Interface dataset entries
++++++++++++++++++++

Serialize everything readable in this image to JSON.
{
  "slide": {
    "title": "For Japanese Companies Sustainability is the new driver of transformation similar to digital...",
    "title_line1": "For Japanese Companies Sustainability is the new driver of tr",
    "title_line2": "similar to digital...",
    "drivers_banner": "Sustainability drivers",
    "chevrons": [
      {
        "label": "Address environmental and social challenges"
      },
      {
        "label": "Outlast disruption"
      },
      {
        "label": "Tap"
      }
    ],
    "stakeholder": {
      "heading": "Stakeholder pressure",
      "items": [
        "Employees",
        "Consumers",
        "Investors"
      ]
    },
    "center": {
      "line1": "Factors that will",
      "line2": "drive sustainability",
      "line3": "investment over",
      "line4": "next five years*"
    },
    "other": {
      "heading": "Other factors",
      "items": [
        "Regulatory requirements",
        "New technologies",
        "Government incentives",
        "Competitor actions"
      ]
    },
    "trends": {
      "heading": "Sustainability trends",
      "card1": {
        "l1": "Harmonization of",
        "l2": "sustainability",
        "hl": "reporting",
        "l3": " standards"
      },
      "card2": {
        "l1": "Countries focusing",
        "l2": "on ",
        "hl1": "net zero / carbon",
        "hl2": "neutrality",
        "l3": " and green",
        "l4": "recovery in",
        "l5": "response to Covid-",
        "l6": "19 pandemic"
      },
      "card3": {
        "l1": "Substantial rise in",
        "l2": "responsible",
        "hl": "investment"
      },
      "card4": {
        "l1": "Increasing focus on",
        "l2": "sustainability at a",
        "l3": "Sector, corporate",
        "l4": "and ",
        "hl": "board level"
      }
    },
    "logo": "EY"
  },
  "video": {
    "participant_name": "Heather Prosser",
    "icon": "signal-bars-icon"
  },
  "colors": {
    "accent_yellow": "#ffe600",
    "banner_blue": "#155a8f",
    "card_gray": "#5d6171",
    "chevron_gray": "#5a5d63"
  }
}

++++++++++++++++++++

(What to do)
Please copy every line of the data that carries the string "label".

(Response area)
        "label": "Address environmental and social challenges"
        "label": "Outlast disruption"
        "label": "Tap"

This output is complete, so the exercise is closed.